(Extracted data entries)
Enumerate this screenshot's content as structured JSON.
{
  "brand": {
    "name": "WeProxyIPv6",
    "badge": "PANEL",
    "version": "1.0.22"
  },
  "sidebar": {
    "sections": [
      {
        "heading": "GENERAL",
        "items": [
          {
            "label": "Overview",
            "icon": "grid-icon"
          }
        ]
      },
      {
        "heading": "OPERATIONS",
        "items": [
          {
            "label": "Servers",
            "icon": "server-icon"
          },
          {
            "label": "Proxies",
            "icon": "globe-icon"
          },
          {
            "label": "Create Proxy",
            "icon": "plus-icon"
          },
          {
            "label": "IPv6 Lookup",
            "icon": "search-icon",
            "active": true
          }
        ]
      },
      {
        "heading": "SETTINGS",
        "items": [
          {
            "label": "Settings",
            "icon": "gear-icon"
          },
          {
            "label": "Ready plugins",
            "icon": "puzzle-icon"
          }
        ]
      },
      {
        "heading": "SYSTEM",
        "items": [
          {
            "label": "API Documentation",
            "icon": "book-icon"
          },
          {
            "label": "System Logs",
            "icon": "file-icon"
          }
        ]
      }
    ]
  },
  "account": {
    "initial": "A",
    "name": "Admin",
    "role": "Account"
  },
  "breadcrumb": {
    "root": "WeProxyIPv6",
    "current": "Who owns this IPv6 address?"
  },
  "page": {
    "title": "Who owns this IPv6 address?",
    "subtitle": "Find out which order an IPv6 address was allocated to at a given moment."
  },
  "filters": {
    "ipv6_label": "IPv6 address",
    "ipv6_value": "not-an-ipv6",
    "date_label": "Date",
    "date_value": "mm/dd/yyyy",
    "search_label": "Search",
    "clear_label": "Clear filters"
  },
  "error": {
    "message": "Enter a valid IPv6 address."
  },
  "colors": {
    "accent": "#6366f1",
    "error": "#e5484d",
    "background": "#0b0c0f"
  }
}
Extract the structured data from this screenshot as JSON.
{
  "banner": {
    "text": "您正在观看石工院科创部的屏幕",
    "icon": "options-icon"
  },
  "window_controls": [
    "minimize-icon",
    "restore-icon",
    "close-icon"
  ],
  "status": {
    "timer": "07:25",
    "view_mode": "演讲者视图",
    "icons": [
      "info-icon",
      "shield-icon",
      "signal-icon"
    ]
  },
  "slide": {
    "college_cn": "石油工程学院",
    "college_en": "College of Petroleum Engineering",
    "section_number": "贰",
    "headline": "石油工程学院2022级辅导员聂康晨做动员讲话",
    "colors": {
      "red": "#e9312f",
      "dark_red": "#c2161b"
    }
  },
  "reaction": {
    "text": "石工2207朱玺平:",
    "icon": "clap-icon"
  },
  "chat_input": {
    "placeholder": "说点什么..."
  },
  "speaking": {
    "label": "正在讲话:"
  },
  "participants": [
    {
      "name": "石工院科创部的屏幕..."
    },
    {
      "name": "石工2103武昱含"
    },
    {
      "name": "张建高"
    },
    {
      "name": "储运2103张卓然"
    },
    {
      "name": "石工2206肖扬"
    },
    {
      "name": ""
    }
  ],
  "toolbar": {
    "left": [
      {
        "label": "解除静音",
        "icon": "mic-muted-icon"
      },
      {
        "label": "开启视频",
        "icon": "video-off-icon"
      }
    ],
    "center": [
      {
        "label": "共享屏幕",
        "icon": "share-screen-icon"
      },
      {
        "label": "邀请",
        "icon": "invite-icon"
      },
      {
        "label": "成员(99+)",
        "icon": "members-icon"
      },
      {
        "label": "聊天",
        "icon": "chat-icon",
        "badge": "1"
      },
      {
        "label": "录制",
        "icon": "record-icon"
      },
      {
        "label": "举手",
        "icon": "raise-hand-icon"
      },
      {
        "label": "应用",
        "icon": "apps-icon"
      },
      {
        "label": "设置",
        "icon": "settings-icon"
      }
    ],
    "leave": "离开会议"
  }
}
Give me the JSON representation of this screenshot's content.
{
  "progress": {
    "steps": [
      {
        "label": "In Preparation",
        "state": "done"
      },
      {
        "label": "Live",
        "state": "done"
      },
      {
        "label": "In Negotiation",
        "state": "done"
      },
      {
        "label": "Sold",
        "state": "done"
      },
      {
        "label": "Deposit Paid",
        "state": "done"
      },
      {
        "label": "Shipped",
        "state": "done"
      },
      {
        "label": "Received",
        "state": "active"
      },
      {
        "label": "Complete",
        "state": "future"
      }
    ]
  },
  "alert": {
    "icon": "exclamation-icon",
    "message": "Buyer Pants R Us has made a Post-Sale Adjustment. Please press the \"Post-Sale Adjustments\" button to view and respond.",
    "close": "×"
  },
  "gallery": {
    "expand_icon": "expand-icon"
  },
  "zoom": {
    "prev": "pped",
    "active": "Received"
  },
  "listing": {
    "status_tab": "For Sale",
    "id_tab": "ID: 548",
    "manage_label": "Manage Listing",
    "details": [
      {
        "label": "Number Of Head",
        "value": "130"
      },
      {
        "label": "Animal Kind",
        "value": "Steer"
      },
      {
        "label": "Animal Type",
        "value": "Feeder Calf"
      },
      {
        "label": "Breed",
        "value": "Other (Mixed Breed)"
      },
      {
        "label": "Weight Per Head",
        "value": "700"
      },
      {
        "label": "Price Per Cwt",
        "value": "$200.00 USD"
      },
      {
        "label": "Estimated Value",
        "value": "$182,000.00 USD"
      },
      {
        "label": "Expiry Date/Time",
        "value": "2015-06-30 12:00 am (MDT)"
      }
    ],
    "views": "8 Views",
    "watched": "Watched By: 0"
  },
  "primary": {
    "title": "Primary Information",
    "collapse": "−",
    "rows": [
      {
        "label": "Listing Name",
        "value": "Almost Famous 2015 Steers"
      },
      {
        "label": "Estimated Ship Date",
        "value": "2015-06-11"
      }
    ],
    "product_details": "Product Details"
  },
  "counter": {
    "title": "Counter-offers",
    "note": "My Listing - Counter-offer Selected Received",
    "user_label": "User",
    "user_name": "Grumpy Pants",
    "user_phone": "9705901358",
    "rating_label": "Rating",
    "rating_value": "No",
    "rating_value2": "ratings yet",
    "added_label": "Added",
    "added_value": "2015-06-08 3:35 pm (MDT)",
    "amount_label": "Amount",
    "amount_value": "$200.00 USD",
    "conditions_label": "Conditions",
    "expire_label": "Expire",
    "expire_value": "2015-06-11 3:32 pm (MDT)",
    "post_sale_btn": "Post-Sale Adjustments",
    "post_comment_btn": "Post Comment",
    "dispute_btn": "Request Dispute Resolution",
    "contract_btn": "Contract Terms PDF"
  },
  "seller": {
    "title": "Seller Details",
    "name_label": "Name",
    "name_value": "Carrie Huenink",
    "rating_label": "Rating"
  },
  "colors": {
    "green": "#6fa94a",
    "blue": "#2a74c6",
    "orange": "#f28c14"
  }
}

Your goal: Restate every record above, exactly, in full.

Written reply:
Enumerate this screenshot's content as structured JSON.
{
  "brand": {
    "name": "WeProxyIPv6",
    "badge": "PANEL",
    "version": "1.0.22"
  },
  "sidebar": {
    "sections": [
      {
        "heading": "GENERAL",
        "items": [
          {
            "label": "Overview",
            "icon": "grid-icon"
          }
        ]
      },
      {
        "heading": "OPERATIONS",
        "items": [
          {
            "label": "Servers",
            "icon": "server-icon"
          },
          {
            "label": "Proxies",
            "icon": "globe-icon"
          },
          {
            "label": "Create Proxy",
            "icon": "plus-icon"
          },
          {
            "label": "IPv6 Lookup",
            "icon": "search-icon",
            "active": true
          }
        ]
      },
      {
        "heading": "SETTINGS",
        "items": [
          {
            "label": "Settings",
            "icon": "gear-icon"
          },
          {
            "label": "Ready plugins",
            "icon": "puzzle-icon"
          }
        ]
      },
      {
        "heading": "SYSTEM",
        "items": [
          {
            "label": "API Documentation",
            "icon": "book-icon"
          },
          {
            "label": "System Logs",
            "icon": "file-icon"
          }
        ]
      }
    ]
  },
  "account": {
    "initial": "A",
    "name": "Admin",
    "role": "Account"
  },
  "breadcrumb": {
    "root": "WeProxyIPv6",
    "current": "Who owns this IPv6 address?"
  },
  "page": {
    "title": "Who owns this IPv6 address?",
    "subtitle": "Find out which order an IPv6 address was allocated to at a given moment."
  },
  "filters": {
    "ipv6_label": "IPv6 address",
    "ipv6_value": "not-an-ipv6",
    "date_label": "Date",
    "date_value": "mm/dd/yyyy",
    "search_label": "Search",
    "clear_label": "Clear filters"
  },
  "error": {
    "message": "Enter a valid IPv6 address."
  },
  "colors": {
    "accent": "#6366f1",
    "error": "#e5484d",
    "background": "#0b0c0f"
  }
}
Extract the structured data from this screenshot as JSON.
{
  "banner": {
    "text": "您正在观看石工院科创部的屏幕",
    "icon": "options-icon"
  },
  "window_controls": [
    "minimize-icon",
    "restore-icon",
    "close-icon"
  ],
  "status": {
    "timer": "07:25",
    "view_mode": "演讲者视图",
    "icons": [
      "info-icon",
      "shield-icon",
      "signal-icon"
    ]
  },
  "slide": {
    "college_cn": "石油工程学院",
    "college_en": "College of Petroleum Engineering",
    "section_number": "贰",
    "headline": "石油工程学院2022级辅导员聂康晨做动员讲话",
    "colors": {
      "red": "#e9312f",
      "dark_red": "#c2161b"
    }
  },
  "reaction": {
    "text": "石工2207朱玺平:",
    "icon": "clap-icon"
  },
  "chat_input": {
    "placeholder": "说点什么..."
  },
  "speaking": {
    "label": "正在讲话:"
  },
  "participants": [
    {
      "name": "石工院科创部的屏幕..."
    },
    {
      "name": "石工2103武昱含"
    },
    {
      "name": "张建高"
    },
    {
      "name": "储运2103张卓然"
    },
    {
      "name": "石工2206肖扬"
    },
    {
      "name": ""
    }
  ],
  "toolbar": {
    "left": [
      {
        "label": "解除静音",
        "icon": "mic-muted-icon"
      },
      {
        "label": "开启视频",
        "icon": "video-off-icon"
      }
    ],
    "center": [
      {
        "label": "共享屏幕",
        "icon": "share-screen-icon"
      },
      {
        "label": "邀请",
        "icon": "invite-icon"
      },
      {
        "label": "成员(99+)",
        "icon": "members-icon"
      },
      {
        "label": "聊天",
        "icon": "chat-icon",
        "badge": "1"
      },
      {
        "label": "录制",
        "icon": "record-icon"
      },
      {
        "label": "举手",
        "icon": "raise-hand-icon"
      },
      {
        "label": "应用",
        "icon": "apps-icon"
      },
      {
        "label": "设置",
        "icon": "settings-icon"
      }
    ],
    "leave": "离开会议"
  }
}
Give me the JSON representation of this screenshot's content.
{
  "progress": {
    "steps": [
      {
        "label": "In Preparation",
        "state": "done"
      },
      {
        "label": "Live",
        "state": "done"
      },
      {
        "label": "In Negotiation",
        "state": "done"
      },
      {
        "label": "Sold",
        "state": "done"
      },
      {
        "label": "Deposit Paid",
        "state": "done"
      },
      {
        "label": "Shipped",
        "state": "done"
      },
      {
        "label": "Received",
        "state": "active"
      },
      {
        "label": "Complete",
        "state": "future"
      }
    ]
  },
  "alert": {
    "icon": "exclamation-icon",
    "message": "Buyer Pants R Us has made a Post-Sale Adjustment. Please press the \"Post-Sale Adjustments\" button to view and respond.",
    "close": "×"
  },
  "gallery": {
    "expand_icon": "expand-icon"
  },
  "zoom": {
    "prev": "pped",
    "active": "Received"
  },
  "listing": {
    "status_tab": "For Sale",
    "id_tab": "ID: 548",
    "manage_label": "Manage Listing",
    "details": [
      {
        "label": "Number Of Head",
        "value": "130"
      },
      {
        "label": "Animal Kind",
        "value": "Steer"
      },
      {
        "label": "Animal Type",
        "value": "Feeder Calf"
      },
      {
        "label": "Breed",
        "value": "Other (Mixed Breed)"
      },
      {
        "label": "Weight Per Head",
        "value": "700"
      },
      {
        "label": "Price Per Cwt",
        "value": "$200.00 USD"
      },
      {
        "label": "Estimated Value",
        "value": "$182,000.00 USD"
      },
      {
        "label": "Expiry Date/Time",
        "value": "2015-06-30 12:00 am (MDT)"
      }
    ],
    "views": "8 Views",
    "watched": "Watched By: 0"
  },
  "primary": {
    "title": "Primary Information",
    "collapse": "−",
    "rows": [
      {
        "label": "Listing Name",
        "value": "Almost Famous 2015 Steers"
      },
      {
        "label": "Estimated Ship Date",
        "value": "2015-06-11"
      }
    ],
    "product_details": "Product Details"
  },
  "counter": {
    "title": "Counter-offers",
    "note": "My Listing - Counter-offer Selected Received",
    "user_label": "User",
    "user_name": "Grumpy Pants",
    "user_phone": "9705901358",
    "rating_label": "Rating",
    "rating_value": "No",
    "rating_value2": "ratings yet",
    "added_label": "Added",
    "added_value": "2015-06-08 3:35 pm (MDT)",
    "amount_label": "Amount",
    "amount_value": "$200.00 USD",
    "conditions_label": "Conditions",
    "expire_label": "Expire",
    "expire_value": "2015-06-11 3:32 pm (MDT)",
    "post_sale_btn": "Post-Sale Adjustments",
    "post_comment_btn": "Post Comment",
    "dispute_btn": "Request Dispute Resolution",
    "contract_btn": "Contract Terms PDF"
  },
  "seller": {
    "title": "Seller Details",
    "name_label": "Name",
    "name_value": "Carrie Huenink",
    "rating_label": "Rating"
  },
  "colors": {
    "green": "#6fa94a",
    "blue": "#2a74c6",
    "orange": "#f28c14"
  }
}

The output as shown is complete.